## EXTRACTED RECORDS
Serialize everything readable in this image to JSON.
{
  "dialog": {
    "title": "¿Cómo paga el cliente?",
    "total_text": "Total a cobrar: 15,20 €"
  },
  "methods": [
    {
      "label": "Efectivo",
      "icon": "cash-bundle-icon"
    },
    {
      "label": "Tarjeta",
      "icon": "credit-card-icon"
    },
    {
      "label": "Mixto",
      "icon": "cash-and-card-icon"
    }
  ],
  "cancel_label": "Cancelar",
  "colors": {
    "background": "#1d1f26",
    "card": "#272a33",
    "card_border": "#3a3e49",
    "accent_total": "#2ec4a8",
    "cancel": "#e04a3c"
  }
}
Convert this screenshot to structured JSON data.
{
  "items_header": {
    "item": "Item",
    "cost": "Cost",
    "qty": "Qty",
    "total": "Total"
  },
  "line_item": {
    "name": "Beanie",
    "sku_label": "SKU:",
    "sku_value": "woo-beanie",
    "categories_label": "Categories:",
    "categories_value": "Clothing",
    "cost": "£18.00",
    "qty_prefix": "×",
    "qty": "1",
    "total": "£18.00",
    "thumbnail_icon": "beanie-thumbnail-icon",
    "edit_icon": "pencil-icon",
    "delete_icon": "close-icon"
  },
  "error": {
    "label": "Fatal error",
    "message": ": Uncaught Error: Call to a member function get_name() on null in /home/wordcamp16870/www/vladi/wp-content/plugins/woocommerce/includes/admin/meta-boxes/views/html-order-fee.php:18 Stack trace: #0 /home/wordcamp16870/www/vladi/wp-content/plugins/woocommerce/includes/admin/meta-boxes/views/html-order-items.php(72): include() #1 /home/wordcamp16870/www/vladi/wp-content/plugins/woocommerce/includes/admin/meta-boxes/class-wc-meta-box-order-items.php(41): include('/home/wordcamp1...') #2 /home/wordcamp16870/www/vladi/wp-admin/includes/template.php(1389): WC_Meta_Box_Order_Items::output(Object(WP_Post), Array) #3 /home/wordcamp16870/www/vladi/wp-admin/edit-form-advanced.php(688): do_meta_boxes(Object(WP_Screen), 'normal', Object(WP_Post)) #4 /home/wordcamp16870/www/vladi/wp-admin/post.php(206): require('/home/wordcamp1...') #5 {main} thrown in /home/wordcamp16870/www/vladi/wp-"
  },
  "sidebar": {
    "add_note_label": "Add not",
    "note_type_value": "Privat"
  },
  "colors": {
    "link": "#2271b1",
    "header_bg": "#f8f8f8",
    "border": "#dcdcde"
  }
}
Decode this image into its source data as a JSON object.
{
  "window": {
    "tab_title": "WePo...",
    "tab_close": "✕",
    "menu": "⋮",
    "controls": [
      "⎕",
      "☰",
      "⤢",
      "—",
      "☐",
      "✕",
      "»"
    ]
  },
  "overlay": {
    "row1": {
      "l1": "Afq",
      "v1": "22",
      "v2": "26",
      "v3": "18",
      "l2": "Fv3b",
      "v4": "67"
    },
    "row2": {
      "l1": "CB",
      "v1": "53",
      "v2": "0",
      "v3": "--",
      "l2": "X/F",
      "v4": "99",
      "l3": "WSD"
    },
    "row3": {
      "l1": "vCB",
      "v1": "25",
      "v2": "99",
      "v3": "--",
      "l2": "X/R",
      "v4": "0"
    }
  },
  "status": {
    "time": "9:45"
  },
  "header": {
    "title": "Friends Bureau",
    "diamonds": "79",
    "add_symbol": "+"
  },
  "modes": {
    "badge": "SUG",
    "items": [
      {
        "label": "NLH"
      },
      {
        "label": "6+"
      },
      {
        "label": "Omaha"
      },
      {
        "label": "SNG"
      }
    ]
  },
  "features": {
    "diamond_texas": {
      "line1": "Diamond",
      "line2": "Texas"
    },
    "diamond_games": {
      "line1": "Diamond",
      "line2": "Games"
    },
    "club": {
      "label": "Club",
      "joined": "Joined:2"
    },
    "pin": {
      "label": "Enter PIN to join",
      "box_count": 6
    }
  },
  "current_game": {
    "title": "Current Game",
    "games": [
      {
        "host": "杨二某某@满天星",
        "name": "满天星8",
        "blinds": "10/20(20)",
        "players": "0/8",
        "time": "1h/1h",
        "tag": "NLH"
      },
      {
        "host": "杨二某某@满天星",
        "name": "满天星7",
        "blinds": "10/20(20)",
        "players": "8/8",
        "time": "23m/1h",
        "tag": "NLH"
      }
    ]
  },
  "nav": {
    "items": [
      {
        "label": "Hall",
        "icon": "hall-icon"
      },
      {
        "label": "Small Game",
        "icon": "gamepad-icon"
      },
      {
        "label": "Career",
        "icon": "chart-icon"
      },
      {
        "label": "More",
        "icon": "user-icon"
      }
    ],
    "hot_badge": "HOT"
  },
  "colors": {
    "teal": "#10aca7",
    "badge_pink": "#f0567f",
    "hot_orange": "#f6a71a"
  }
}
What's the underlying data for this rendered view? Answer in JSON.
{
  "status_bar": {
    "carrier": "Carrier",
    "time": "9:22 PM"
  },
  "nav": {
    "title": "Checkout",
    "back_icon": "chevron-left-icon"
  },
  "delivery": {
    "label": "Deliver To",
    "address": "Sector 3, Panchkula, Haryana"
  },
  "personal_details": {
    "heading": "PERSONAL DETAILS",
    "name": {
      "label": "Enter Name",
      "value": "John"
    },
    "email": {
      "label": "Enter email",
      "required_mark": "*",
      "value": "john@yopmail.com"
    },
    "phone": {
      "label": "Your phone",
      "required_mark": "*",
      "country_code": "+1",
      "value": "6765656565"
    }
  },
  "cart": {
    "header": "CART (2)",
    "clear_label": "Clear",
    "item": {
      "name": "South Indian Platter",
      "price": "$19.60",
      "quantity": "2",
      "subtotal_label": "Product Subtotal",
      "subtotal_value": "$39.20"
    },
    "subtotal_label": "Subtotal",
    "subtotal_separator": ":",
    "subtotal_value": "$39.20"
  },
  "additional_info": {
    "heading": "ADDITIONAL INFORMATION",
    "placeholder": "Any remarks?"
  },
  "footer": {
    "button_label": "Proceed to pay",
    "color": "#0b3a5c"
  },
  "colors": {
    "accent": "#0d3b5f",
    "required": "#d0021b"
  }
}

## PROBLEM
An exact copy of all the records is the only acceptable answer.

## ANSWER TO THE EXERCISE
Serialize everything readable in this image to JSON.
{
  "dialog": {
    "title": "¿Cómo paga el cliente?",
    "total_text": "Total a cobrar: 15,20 €"
  },
  "methods": [
    {
      "label": "Efectivo",
      "icon": "cash-bundle-icon"
    },
    {
      "label": "Tarjeta",
      "icon": "credit-card-icon"
    },
    {
      "label": "Mixto",
      "icon": "cash-and-card-icon"
    }
  ],
  "cancel_label": "Cancelar",
  "colors": {
    "background": "#1d1f26",
    "card": "#272a33",
    "card_border": "#3a3e49",
    "accent_total": "#2ec4a8",
    "cancel": "#e04a3c"
  }
}
Convert this screenshot to structured JSON data.
{
  "items_header": {
    "item": "Item",
    "cost": "Cost",
    "qty": "Qty",
    "total": "Total"
  },
  "line_item": {
    "name": "Beanie",
    "sku_label": "SKU:",
    "sku_value": "woo-beanie",
    "categories_label": "Categories:",
    "categories_value": "Clothing",
    "cost": "£18.00",
    "qty_prefix": "×",
    "qty": "1",
    "total": "£18.00",
    "thumbnail_icon": "beanie-thumbnail-icon",
    "edit_icon": "pencil-icon",
    "delete_icon": "close-icon"
  },
  "error": {
    "label": "Fatal error",
    "message": ": Uncaught Error: Call to a member function get_name() on null in /home/wordcamp16870/www/vladi/wp-content/plugins/woocommerce/includes/admin/meta-boxes/views/html-order-fee.php:18 Stack trace: #0 /home/wordcamp16870/www/vladi/wp-content/plugins/woocommerce/includes/admin/meta-boxes/views/html-order-items.php(72): include() #1 /home/wordcamp16870/www/vladi/wp-content/plugins/woocommerce/includes/admin/meta-boxes/class-wc-meta-box-order-items.php(41): include('/home/wordcamp1...') #2 /home/wordcamp16870/www/vladi/wp-admin/includes/template.php(1389): WC_Meta_Box_Order_Items::output(Object(WP_Post), Array) #3 /home/wordcamp16870/www/vladi/wp-admin/edit-form-advanced.php(688): do_meta_boxes(Object(WP_Screen), 'normal', Object(WP_Post)) #4 /home/wordcamp16870/www/vladi/wp-admin/post.php(206): require('/home/wordcamp1...') #5 {main} thrown in /home/wordcamp16870/www/vladi/wp-"
  },
  "sidebar": {
    "add_note_label": "Add not",
    "note_type_value": "Privat"
  },
  "colors": {
    "link": "#2271b1",
    "header_bg": "#f8f8f8",
    "border": "#dcdcde"
  }
}
Decode this image into its source data as a JSON object.
{
  "window": {
    "tab_title": "WePo...",
    "tab_close": "✕",
    "menu": "⋮",
    "controls": [
      "⎕",
      "☰",
      "⤢",
      "—",
      "☐",
      "✕",
      "»"
    ]
  },
  "overlay": {
    "row1": {
      "l1": "Afq",
      "v1": "22",
      "v2": "26",
      "v3": "18",
      "l2": "Fv3b",
      "v4": "67"
    },
    "row2": {
      "l1": "CB",
      "v1": "53",
      "v2": "0",
      "v3": "--",
      "l2": "X/F",
      "v4": "99",
      "l3": "WSD"
    },
    "row3": {
      "l1": "vCB",
      "v1": "25",
      "v2": "99",
      "v3": "--",
      "l2": "X/R",
      "v4": "0"
    }
  },
  "status": {
    "time": "9:45"
  },
  "header": {
    "title": "Friends Bureau",
    "diamonds": "79",
    "add_symbol": "+"
  },
  "modes": {
    "badge": "SUG",
    "items": [
      {
        "label": "NLH"
      },
      {
        "label": "6+"
      },
      {
        "label": "Omaha"
      },
      {
        "label": "SNG"
      }
    ]
  },
  "features": {
    "diamond_texas": {
      "line1": "Diamond",
      "line2": "Texas"
    },
    "diamond_games": {
      "line1": "Diamond",
      "line2": "Games"
    },
    "club": {
      "label": "Club",
      "joined": "Joined:2"
    },
    "pin": {
      "label": "Enter PIN to join",
      "box_count": 6
    }
  },
  "current_game": {
    "title": "Current Game",
    "games": [
      {
        "host": "杨二某某@满天星",
        "name": "满天星8",
        "blinds": "10/20(20)",
        "players": "0/8",
        "time": "1h/1h",
        "tag": "NLH"
      },
      {
        "host": "杨二某某@满天星",
        "name": "满天星7",
        "blinds": "10/20(20)",
        "players": "8/8",
        "time": "23m/1h",
        "tag": "NLH"
      }
    ]
  },
  "nav": {
    "items": [
      {
        "label": "Hall",
        "icon": "hall-icon"
      },
      {
        "label": "Small Game",
        "icon": "gamepad-icon"
      },
      {
        "label": "Career",
        "icon": "chart-icon"
      },
      {
        "label": "More",
        "icon": "user-icon"
      }
    ],
    "hot_badge": "HOT"
  },
  "colors": {
    "teal": "#10aca7",
    "badge_pink": "#f0567f",
    "hot_orange": "#f6a71a"
  }
}
What's the underlying data for this rendered view? Answer in JSON.
{
  "status_bar": {
    "carrier": "Carrier",
    "time": "9:22 PM"
  },
  "nav": {
    "title": "Checkout",
    "back_icon": "chevron-left-icon"
  },
  "delivery": {
    "label": "Deliver To",
    "address": "Sector 3, Panchkula, Haryana"
  },
  "personal_details": {
    "heading": "PERSONAL DETAILS",
    "name": {
      "label": "Enter Name",
      "value": "John"
    },
    "email": {
      "label": "Enter email",
      "required_mark": "*",
      "value": "john@yopmail.com"
    },
    "phone": {
      "label": "Your phone",
      "required_mark": "*",
      "country_code": "+1",
      "value": "6765656565"
    }
  },
  "cart": {
    "header": "CART (2)",
    "clear_label": "Clear",
    "item": {
      "name": "South Indian Platter",
      "price": "$19.60",
      "quantity": "2",
      "subtotal_label": "Product Subtotal",
      "subtotal_value": "$39.20"
    },
    "subtotal_label": "Subtotal",
    "subtotal_separator": ":",
    "subtotal_value": "$39.20"
  },
  "additional_info": {
    "heading": "ADDITIONAL INFORMATION",
    "placeholder": "Any remarks?"
  },
  "footer": {
    "button_label": "Proceed to pay",
    "color": "#0b3a5c"
  },
  "colors": {
    "accent": "#0d3b5f",
    "required": "#d0021b"
  }
}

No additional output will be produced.